Because of the materials and styles used, important eras in Toronto’s skyline are often architectural moments frozen in time.
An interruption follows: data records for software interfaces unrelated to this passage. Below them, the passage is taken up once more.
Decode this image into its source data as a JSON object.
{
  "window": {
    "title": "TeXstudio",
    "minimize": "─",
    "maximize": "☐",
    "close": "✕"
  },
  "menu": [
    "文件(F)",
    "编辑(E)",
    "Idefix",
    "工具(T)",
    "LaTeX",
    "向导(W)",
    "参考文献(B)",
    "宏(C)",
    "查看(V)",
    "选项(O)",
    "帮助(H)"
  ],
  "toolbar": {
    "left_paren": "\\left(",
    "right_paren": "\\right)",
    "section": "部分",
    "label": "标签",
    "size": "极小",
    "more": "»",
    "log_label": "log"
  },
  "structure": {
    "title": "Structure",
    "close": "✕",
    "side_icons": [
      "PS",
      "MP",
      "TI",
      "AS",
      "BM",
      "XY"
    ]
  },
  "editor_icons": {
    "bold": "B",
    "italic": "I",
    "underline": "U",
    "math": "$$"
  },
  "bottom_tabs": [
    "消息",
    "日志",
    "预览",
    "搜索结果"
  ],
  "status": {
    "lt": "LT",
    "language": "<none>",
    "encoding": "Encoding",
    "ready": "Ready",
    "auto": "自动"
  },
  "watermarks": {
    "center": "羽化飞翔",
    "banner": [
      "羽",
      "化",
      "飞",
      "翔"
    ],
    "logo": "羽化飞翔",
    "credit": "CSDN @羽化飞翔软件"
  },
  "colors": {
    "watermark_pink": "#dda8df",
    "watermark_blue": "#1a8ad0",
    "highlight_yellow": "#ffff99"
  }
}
The glass curtain wall, for example, demonstrates a revolution in how tall buildings were built since the exterior walls no longer had to support the structure—buildings like the chunky Fairmont Royal York could only be built so tall before the structure became too heavy (the Royal York, once the tallest in the Commonwealth, was finished in 1929 in the distinct Château style common to hotels along Canada’s railway lines). The ability to mass-produce steel and advances in arc welding and elevator technology jumpstarted the skyscraper craze, and our iconic CN Tower remains a dazzling example of impeccably slipformed concrete.
Today, extremely tall skyscrapers are planned and theoretically possible to construct, but interestingly, one of the primary problems is human tolerance of elevator speeds—elevators could actually move much faster than the current top ascent speed of 60 km/h (the Taipei 101 building), but the breakneck speeds and acceleration/deceleration forces would injure us.